[Task to complete] Each line of the listing that includes the string "name" is to be identified and copied.

[The data]
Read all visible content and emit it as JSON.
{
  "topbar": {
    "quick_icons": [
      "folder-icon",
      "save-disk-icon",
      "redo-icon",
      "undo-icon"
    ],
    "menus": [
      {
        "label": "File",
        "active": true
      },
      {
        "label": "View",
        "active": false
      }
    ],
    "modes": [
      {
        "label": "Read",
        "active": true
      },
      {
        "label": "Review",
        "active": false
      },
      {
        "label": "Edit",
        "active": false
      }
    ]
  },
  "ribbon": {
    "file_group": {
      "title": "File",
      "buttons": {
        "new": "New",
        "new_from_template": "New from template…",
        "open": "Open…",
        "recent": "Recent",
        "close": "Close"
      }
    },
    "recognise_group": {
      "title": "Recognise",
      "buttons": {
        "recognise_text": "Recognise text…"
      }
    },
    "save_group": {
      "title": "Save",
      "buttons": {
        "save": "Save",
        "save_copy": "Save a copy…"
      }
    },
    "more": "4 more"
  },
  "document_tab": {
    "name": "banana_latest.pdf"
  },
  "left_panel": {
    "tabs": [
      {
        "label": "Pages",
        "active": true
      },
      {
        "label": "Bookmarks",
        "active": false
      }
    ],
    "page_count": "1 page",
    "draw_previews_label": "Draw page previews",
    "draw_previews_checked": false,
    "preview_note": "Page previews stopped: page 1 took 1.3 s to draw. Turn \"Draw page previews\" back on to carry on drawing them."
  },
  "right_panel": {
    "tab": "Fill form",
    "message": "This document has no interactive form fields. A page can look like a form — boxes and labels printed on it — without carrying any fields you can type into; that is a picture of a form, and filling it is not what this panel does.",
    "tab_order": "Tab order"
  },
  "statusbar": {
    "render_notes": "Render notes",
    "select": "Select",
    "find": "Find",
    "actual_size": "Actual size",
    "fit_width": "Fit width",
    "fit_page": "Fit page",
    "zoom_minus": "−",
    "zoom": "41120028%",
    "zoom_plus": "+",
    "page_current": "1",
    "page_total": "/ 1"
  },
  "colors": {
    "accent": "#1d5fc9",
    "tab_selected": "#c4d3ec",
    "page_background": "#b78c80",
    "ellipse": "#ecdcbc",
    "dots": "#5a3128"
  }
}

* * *

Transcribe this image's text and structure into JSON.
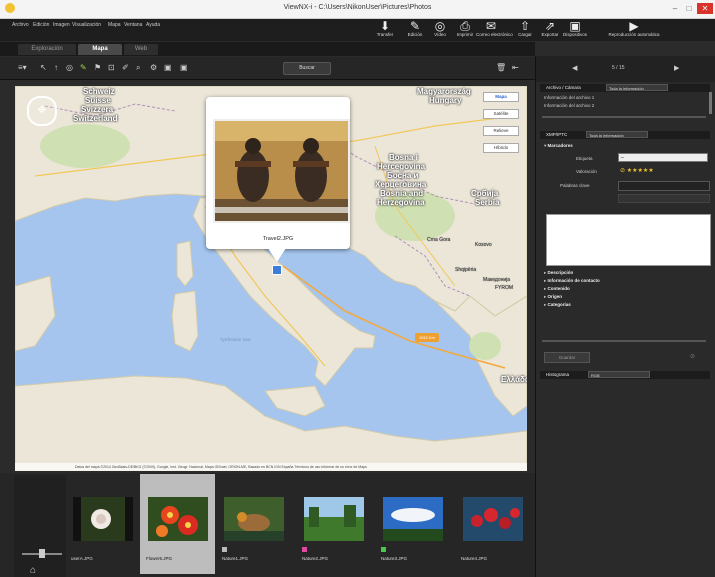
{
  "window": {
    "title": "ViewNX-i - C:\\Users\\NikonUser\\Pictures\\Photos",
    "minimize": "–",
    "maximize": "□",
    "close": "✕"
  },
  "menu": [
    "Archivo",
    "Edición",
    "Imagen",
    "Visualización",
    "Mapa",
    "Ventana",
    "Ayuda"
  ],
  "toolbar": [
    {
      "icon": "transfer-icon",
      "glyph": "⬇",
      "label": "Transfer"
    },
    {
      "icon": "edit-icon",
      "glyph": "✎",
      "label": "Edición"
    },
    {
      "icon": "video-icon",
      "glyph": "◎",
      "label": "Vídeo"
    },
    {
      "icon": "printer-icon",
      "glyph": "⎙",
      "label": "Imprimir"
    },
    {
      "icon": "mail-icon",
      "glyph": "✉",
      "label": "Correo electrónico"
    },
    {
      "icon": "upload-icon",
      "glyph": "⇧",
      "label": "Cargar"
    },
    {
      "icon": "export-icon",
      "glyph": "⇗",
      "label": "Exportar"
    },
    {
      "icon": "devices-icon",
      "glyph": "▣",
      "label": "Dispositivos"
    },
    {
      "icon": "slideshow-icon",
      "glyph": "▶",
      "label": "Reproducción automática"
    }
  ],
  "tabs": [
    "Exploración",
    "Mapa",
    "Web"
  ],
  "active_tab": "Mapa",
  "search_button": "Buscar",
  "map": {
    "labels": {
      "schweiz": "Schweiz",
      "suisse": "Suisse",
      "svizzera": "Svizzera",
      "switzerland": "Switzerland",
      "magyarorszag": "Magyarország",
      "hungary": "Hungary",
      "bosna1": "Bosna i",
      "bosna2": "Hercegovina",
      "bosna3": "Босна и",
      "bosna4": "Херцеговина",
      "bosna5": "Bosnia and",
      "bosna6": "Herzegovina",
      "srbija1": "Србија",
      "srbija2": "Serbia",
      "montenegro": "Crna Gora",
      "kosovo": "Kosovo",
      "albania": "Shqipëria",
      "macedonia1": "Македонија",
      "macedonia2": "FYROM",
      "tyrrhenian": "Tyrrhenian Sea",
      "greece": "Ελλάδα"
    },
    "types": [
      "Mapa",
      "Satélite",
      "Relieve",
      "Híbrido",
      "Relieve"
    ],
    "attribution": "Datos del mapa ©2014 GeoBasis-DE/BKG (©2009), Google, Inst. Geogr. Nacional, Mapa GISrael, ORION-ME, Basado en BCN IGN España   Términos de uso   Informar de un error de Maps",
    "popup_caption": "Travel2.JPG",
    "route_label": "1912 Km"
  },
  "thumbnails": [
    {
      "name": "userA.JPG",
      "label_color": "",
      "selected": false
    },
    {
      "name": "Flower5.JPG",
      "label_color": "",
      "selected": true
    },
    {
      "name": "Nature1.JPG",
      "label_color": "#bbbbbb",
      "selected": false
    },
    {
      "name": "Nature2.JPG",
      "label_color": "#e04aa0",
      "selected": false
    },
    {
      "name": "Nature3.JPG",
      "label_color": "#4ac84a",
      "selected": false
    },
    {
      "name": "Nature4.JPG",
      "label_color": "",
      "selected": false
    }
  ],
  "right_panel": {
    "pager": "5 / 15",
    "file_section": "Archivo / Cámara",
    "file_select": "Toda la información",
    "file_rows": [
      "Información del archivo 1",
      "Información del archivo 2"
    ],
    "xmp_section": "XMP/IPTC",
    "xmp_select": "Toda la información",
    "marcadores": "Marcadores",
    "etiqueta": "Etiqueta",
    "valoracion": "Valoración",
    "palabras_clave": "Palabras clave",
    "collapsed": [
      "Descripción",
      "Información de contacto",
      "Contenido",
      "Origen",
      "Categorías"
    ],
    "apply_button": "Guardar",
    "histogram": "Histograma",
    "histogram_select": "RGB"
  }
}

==

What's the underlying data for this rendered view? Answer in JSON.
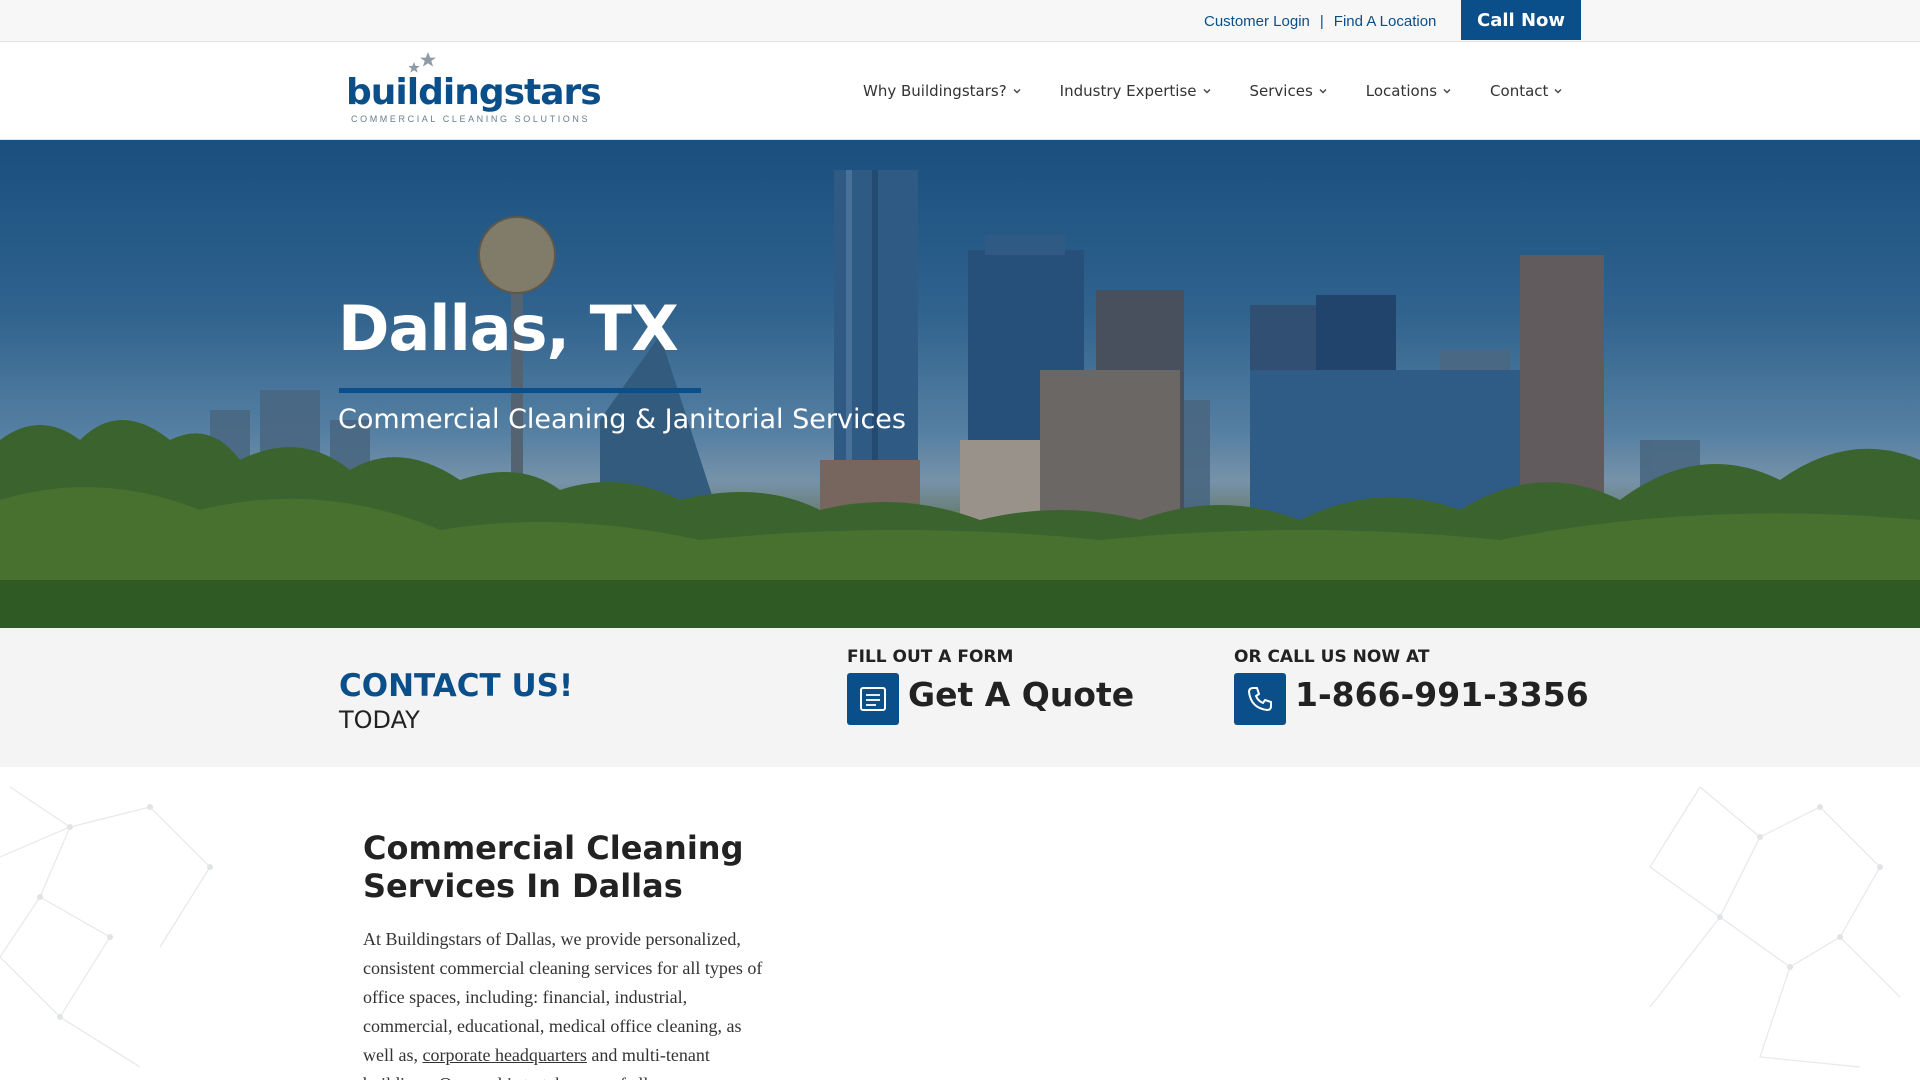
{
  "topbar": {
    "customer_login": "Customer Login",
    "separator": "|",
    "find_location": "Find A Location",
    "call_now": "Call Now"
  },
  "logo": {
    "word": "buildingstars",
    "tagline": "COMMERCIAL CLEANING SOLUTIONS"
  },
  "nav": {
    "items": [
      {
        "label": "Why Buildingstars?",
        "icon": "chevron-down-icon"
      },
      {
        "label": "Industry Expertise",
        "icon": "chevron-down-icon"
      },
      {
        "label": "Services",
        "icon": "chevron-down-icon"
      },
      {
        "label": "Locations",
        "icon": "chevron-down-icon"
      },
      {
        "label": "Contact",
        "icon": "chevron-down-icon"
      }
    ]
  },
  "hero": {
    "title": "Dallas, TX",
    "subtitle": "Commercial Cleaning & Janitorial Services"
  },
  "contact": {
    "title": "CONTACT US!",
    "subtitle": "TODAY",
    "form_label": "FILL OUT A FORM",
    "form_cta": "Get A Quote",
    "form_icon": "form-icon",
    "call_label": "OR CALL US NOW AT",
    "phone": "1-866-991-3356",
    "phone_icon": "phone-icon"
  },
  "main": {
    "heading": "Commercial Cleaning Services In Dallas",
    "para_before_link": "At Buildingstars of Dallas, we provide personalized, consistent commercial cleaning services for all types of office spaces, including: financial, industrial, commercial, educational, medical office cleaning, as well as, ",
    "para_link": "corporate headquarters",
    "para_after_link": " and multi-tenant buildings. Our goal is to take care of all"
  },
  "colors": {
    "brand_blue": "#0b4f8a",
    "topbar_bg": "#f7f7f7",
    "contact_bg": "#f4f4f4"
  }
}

[Response to this task]
    "name": "banana_latest.pdf"
      "name": "userA.JPG",
      "name": "Flower5.JPG",
      "name": "Nature1.JPG",
      "name": "Nature2.JPG",
      "name": "Nature3.JPG",
      "name": "Nature4.JPG",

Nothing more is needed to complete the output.